WHAT TO WORK ON | A word-for-word printout of the listing below is needed.
****************************************
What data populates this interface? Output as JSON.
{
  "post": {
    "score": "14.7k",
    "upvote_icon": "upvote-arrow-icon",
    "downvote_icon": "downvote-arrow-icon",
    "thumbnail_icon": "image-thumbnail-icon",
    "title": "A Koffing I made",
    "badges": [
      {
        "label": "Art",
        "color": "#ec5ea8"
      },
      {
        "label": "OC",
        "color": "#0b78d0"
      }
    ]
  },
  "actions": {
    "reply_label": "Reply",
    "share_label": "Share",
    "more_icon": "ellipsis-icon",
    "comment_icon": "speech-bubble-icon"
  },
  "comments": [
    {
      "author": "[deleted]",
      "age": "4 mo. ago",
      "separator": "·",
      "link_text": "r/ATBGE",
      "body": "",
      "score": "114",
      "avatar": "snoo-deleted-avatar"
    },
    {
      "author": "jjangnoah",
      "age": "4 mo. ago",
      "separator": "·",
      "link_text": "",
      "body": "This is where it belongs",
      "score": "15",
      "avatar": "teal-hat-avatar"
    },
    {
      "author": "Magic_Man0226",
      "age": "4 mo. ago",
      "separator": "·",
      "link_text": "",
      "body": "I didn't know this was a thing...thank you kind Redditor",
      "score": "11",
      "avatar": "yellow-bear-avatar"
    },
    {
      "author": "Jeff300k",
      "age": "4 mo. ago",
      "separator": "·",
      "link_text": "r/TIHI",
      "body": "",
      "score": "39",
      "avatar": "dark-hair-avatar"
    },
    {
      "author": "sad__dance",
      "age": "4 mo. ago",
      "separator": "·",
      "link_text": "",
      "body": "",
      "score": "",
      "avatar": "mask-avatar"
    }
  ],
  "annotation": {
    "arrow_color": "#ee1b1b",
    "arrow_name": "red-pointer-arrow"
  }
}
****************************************
RESULT OF THE TASK |
What data populates this interface? Output as JSON.
{
  "post": {
    "score": "14.7k",
    "upvote_icon": "upvote-arrow-icon",
    "downvote_icon": "downvote-arrow-icon",
    "thumbnail_icon": "image-thumbnail-icon",
    "title": "A Koffing I made",
    "badges": [
      {
        "label": "Art",
        "color": "#ec5ea8"
      },
      {
        "label": "OC",
        "color": "#0b78d0"
      }
    ]
  },
  "actions": {
    "reply_label": "Reply",
    "share_label": "Share",
    "more_icon": "ellipsis-icon",
    "comment_icon": "speech-bubble-icon"
  },
  "comments": [
    {
      "author": "[deleted]",
      "age": "4 mo. ago",
      "separator": "·",
      "link_text": "r/ATBGE",
      "body": "",
      "score": "114",
      "avatar": "snoo-deleted-avatar"
    },
    {
      "author": "jjangnoah",
      "age": "4 mo. ago",
      "separator": "·",
      "link_text": "",
      "body": "This is where it belongs",
      "score": "15",
      "avatar": "teal-hat-avatar"
    },
    {
      "author": "Magic_Man0226",
      "age": "4 mo. ago",
      "separator": "·",
      "link_text": "",
      "body": "I didn't know this was a thing...thank you kind Redditor",
      "score": "11",
      "avatar": "yellow-bear-avatar"
    },
    {
      "author": "Jeff300k",
      "age": "4 mo. ago",
      "separator": "·",
      "link_text": "r/TIHI",
      "body": "",
      "score": "39",
      "avatar": "dark-hair-avatar"
    },
    {
      "author": "sad__dance",
      "age": "4 mo. ago",
      "separator": "·",
      "link_text": "",
      "body": "",
      "score": "",
      "avatar": "mask-avatar"
    }
  ],
  "annotation": {
    "arrow_color": "#ee1b1b",
    "arrow_name": "red-pointer-arrow"
  }
}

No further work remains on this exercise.